All these women faced adversity of imposed limitations on some level. But they all fought, and they acted. Break free and follow your passion.

The Assembly Continues

As the evening wrapped up, Ship of Fools entertained us with live music at the after party. But we didn’t want the momentum to end there, so we encouraged our guests to continue their conversations over coffee. We partnered with La Divina in Baton Rouge and Drip Affogato Bar in New Orleans to offer a free coffee to any attendees who want to meet up and get to know each other better.

Now, we’re excited to invite you to our next Assembly, Innovators in Food, at the Louisiana Culinary Institute on August 4, 2017.

Innovators in Food features some of the most talented professionals pushing the boundaries of food on a local and national level. We will have chefs, entrepreneurs, and educators share their own stories of success while providing practical advice from what they’ve learned on their journeys to help you improve your own life. Join us for an intimate night of networking, entertaining and inspirational speakers, and delicious dinner from a local chef.

You can get early access to tickets here.

Want more great images from the event?

Check out this album on the Assembly Required Facebook page. You might just see some familiar faces.

Dusty Cooper

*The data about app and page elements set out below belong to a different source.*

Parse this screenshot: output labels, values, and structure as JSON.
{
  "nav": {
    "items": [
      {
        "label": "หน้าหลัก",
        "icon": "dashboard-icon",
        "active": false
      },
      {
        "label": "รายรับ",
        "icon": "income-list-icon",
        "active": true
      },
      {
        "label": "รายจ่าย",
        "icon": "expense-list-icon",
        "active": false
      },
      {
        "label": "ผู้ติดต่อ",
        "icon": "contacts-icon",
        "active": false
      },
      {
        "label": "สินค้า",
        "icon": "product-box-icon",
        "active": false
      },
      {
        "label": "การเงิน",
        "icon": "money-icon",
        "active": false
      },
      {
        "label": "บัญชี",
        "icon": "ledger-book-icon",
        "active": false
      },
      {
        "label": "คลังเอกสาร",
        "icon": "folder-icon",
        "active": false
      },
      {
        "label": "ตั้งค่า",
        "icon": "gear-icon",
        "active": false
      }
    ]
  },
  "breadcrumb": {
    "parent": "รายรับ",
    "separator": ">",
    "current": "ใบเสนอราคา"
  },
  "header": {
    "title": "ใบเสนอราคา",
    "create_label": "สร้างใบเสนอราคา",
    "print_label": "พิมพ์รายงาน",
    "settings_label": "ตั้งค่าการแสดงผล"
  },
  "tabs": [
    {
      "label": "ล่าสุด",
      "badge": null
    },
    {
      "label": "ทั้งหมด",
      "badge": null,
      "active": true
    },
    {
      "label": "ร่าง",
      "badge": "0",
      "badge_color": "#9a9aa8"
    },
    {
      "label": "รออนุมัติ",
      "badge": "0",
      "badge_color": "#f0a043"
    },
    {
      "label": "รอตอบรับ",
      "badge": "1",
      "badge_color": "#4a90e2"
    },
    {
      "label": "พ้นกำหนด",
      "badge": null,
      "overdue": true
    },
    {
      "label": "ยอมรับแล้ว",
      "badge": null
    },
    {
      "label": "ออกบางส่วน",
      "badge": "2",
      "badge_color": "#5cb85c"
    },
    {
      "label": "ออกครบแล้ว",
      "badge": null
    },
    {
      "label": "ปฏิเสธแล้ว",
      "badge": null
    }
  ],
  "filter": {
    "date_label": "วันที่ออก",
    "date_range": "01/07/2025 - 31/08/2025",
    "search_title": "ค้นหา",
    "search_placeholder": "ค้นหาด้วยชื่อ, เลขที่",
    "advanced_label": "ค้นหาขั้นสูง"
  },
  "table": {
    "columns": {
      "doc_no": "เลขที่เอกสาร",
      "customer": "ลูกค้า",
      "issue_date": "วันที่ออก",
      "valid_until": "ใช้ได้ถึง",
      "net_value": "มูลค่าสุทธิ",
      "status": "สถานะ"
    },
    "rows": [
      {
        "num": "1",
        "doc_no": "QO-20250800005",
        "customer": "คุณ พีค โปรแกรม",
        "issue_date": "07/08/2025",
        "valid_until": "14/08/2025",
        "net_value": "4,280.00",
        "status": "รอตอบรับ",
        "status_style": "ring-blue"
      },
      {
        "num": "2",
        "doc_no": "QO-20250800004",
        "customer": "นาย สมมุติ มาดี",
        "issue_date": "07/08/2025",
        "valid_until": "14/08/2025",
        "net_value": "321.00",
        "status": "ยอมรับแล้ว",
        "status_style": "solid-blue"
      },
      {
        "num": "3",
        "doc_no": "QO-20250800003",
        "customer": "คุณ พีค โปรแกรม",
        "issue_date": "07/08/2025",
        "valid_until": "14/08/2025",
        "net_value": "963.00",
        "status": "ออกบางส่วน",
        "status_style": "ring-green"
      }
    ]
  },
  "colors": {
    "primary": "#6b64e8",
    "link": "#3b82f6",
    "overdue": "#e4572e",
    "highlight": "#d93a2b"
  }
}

Dusty may be in his thirties, but he is fresh to marketing and the ThreeSixtyEight team. Moving around the country from Louisiana to Phoenix to New York City, he gained over a decade of experience in photography, digital production, and creative writing. Then, after living in Thailand for two months, he returned to Louisiana to earn his Master’s in English. Now, he has combined his many hobbies for the good of ThreeSixtyEight and the community at large.